Pull every line of the entries that has the word "their".

Data for analysis: Begin

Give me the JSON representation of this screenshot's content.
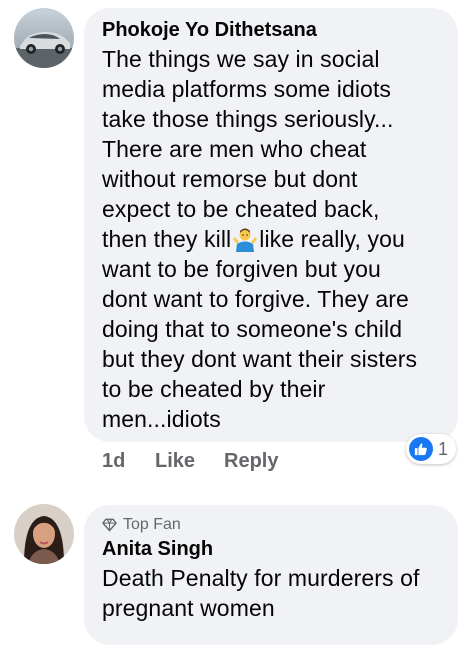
{
  "comments": [
    {
      "author": "Phokoje Yo Dithetsana",
      "lines": [
        "The things we say in social",
        "media platforms some idiots",
        "take those things seriously...",
        "There are men who cheat",
        "without remorse but dont",
        "expect to be cheated back,"
      ],
      "line_emoji_before": "then they kill",
      "emoji_icon": "person-shrugging-emoji",
      "line_emoji_after": "like really, you",
      "lines_after": [
        "want to be forgiven but you",
        "dont want to forgive. They are",
        "doing that to someone's child",
        "but they dont want their sisters",
        "to be cheated by their",
        "men...idiots"
      ],
      "time": "1d",
      "like_label": "Like",
      "reply_label": "Reply",
      "reaction_icon": "like-icon",
      "reaction_count": "1"
    },
    {
      "badge_icon": "diamond-icon",
      "badge": "Top Fan",
      "author": "Anita Singh",
      "lines": [
        "Death Penalty for murderers of",
        "pregnant women"
      ]
    }
  ],
  "colors": {
    "bubble": "#f0f2f5",
    "meta_text": "#65676b",
    "like_blue": "#1877f2"
  }
}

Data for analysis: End

Task output:
        "but they dont want their sisters",
        "to be cheated by their",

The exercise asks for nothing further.